There is not a simple answer why some people become addicted and others don’t unfortunately. Addiction is a life-long and multifaceted disease that can affect someone at any point in their life. Everyone’s brain is different and will respond differently when an addictive substance is introduced.
Furthermore, over time and continued use, the substance actually changes the brain’s chemistry and the cell structure, particularly in the regions that control learning, decision-making, stress, memory, and judgment and behavior. This is the reason someone with an addiction can’t just “give it up” like someone without. Their brain has actually changed. These changes can happen quickly and at any time, which is why someone can become addicted at any point in their lives, without even realizing it.
Having said that, there are certain factors that appear to be important to why some people become addicted while other people do not.
Factors of Addiction
- Biology Many addictive predispositions, like gender or memory disorders are attributed to genetic components. Additionally, people with underlying psychiatric conditions are at greater risk of becoming addicted. Particularly people who are unaware of having a mental illness may begin using substances to self-medicate and alleviate their symptoms. While the offspring of people who have addiction often develop an addiction themselves, there is no one “addiction gene.”
- Social Environment Often times, addiction may occur within family groups because they all exist within a similar social environment. This factor includes the environment at home, at school or work. It includes one’s family and friends, as well as socio-economic status and general quality of life.
- Human Development Though people can become addicted at any age, younger people who use drugs or alcohol have a higher likelihood of developing an addiction. This is because the vulnerable parts of the brain are still developing, like those that control decision-making, judgment, and self-control.
- Trauma Going through a traumatic experience, like abuse, neglect, or losing a loved one early in life can make one easily susceptible to addiction.
When is it Time to go to Drug Treatment?
At the end of the day, most people go to drug treatment because they know they have to. They have tried to quit on their own and failed many times over.

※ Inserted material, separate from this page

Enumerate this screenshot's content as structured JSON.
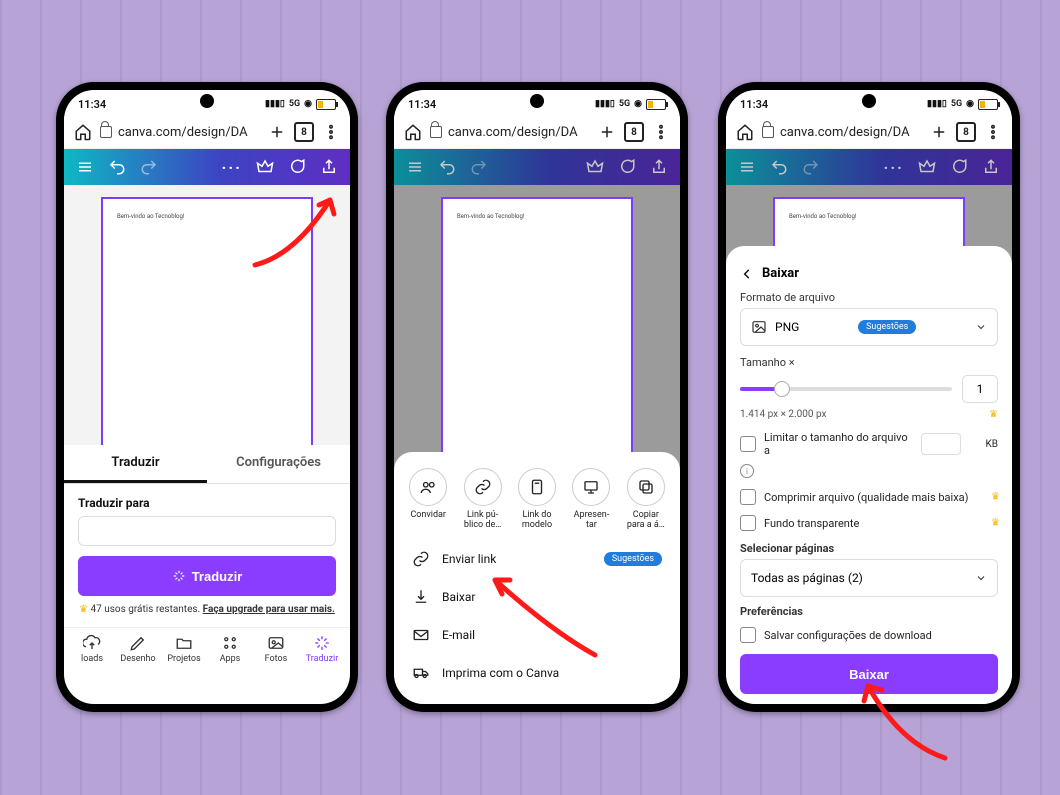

It’s not just a matter of willpower. When used on a daily basis, drugs such as opioids and alcohol cause profound changes in the brain. The brain can no longer function without the presence of the drug of choice. Withdrawal symptoms are painful. In the case of alcohol, withdrawal without medical intervention can kill. While opioid withdrawal isn’t typically life-threatening, still, it’s painful and distressing enough to force someone to use the opioid drug again just to get relief.
It’s easier to withdraw in a treatment facility. For one thing, you know you can’t get your drug there. You don’t obsess on it as much. Medical withdrawal treatment will keep you pretty comfortable. Everyone is different, but the drugs used to ease withdrawal almost always eliminate the worst symptoms. Some people find near complete relief. An alcoholic who has tried to withdraw alone before may attend drug treatment out of fear of death. They know that a treatment facility is the safest way to withdraw.
People make the decision to attend drug treatment for several different reasons, but anyone addicted to a drug has lost control of their lives. Some people seek to regain control. Others are seeking hope. Still others go to drug treatment because they are forced to, either by their life circumstances, family members or the courts. For most people, drug treatment is preferable to jail. Treatment should be sought with free will to be the most effective, but courts often force some people convicted of certain crimes to choose between jail and rehab. This is a controversial practice. It often fails because the person isn’t really ready to stop using their drug of choice.
Addiction Treatment in South Florida
Addiction is a biological chemical reaction that a person cannot control. It is not a moral failing or a lack of desire or effort. Fortunately, addiction is absolutely treatable and can be managed with support and counseling. If you or someone you love is struggling with addiction, our counselors are available 24 hours a day to help you get treatment. Call 800-737-0933